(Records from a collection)
- - - - -

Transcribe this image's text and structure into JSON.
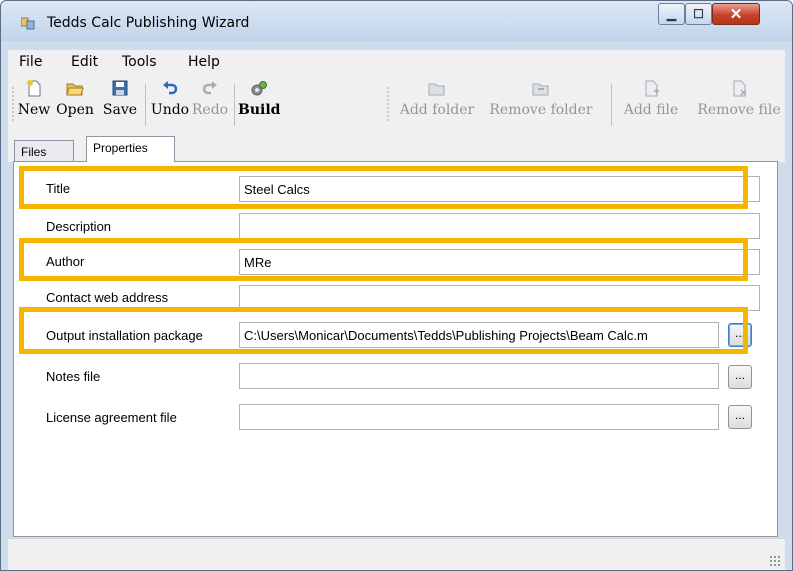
{
  "window": {
    "title": "Tedds Calc Publishing Wizard",
    "minimize_glyph": "▁",
    "maximize_glyph": "☐",
    "close_glyph": "✕"
  },
  "menu": {
    "items": [
      "File",
      "Edit",
      "Tools",
      "Help"
    ]
  },
  "toolbar": {
    "buttons": [
      {
        "label": "New",
        "icon": "new-file-icon"
      },
      {
        "label": "Open",
        "icon": "open-folder-icon"
      },
      {
        "label": "Save",
        "icon": "save-disk-icon"
      },
      {
        "label": "Undo",
        "icon": "undo-icon"
      },
      {
        "label": "Redo",
        "icon": "redo-icon",
        "disabled": true
      },
      {
        "label": "Build",
        "icon": "build-gears-icon"
      },
      {
        "label": "Add folder",
        "icon": "add-folder-icon",
        "disabled": true
      },
      {
        "label": "Remove folder",
        "icon": "remove-folder-icon",
        "disabled": true
      },
      {
        "label": "Add file",
        "icon": "add-file-icon",
        "disabled": true
      },
      {
        "label": "Remove file",
        "icon": "remove-file-icon",
        "disabled": true
      }
    ]
  },
  "tabs": [
    {
      "label": "Files",
      "active": false
    },
    {
      "label": "Properties",
      "active": true
    }
  ],
  "properties": [
    {
      "label": "Title",
      "value": "Steel Calcs",
      "highlighted": true
    },
    {
      "label": "Description",
      "value": ""
    },
    {
      "label": "Author",
      "value": "MRe",
      "highlighted": true
    },
    {
      "label": "Contact web address",
      "value": ""
    },
    {
      "label": "Output installation package",
      "value": "C:\\Users\\Monicar\\Documents\\Tedds\\Publishing Projects\\Beam Calc.m",
      "browse_label": "...",
      "highlighted": true
    },
    {
      "label": "Notes file",
      "value": "",
      "browse_label": "..."
    },
    {
      "label": "License agreement file",
      "value": "",
      "browse_label": "..."
    }
  ],
  "colors": {
    "highlight": "#f5b400",
    "accent": "#3b7fd0"
  }
}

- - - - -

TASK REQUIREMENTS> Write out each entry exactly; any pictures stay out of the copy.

RESPONSE>
Transcribe this image's text and structure into JSON.
{
  "window": {
    "title": "Tedds Calc Publishing Wizard",
    "minimize_glyph": "▁",
    "maximize_glyph": "☐",
    "close_glyph": "✕"
  },
  "menu": {
    "items": [
      "File",
      "Edit",
      "Tools",
      "Help"
    ]
  },
  "toolbar": {
    "buttons": [
      {
        "label": "New",
        "icon": "new-file-icon"
      },
      {
        "label": "Open",
        "icon": "open-folder-icon"
      },
      {
        "label": "Save",
        "icon": "save-disk-icon"
      },
      {
        "label": "Undo",
        "icon": "undo-icon"
      },
      {
        "label": "Redo",
        "icon": "redo-icon",
        "disabled": true
      },
      {
        "label": "Build",
        "icon": "build-gears-icon"
      },
      {
        "label": "Add folder",
        "icon": "add-folder-icon",
        "disabled": true
      },
      {
        "label": "Remove folder",
        "icon": "remove-folder-icon",
        "disabled": true
      },
      {
        "label": "Add file",
        "icon": "add-file-icon",
        "disabled": true
      },
      {
        "label": "Remove file",
        "icon": "remove-file-icon",
        "disabled": true
      }
    ]
  },
  "tabs": [
    {
      "label": "Files",
      "active": false
    },
    {
      "label": "Properties",
      "active": true
    }
  ],
  "properties": [
    {
      "label": "Title",
      "value": "Steel Calcs",
      "highlighted": true
    },
    {
      "label": "Description",
      "value": ""
    },
    {
      "label": "Author",
      "value": "MRe",
      "highlighted": true
    },
    {
      "label": "Contact web address",
      "value": ""
    },
    {
      "label": "Output installation package",
      "value": "C:\\Users\\Monicar\\Documents\\Tedds\\Publishing Projects\\Beam Calc.m",
      "browse_label": "...",
      "highlighted": true
    },
    {
      "label": "Notes file",
      "value": "",
      "browse_label": "..."
    },
    {
      "label": "License agreement file",
      "value": "",
      "browse_label": "..."
    }
  ],
  "colors": {
    "highlight": "#f5b400",
    "accent": "#3b7fd0"
  }
}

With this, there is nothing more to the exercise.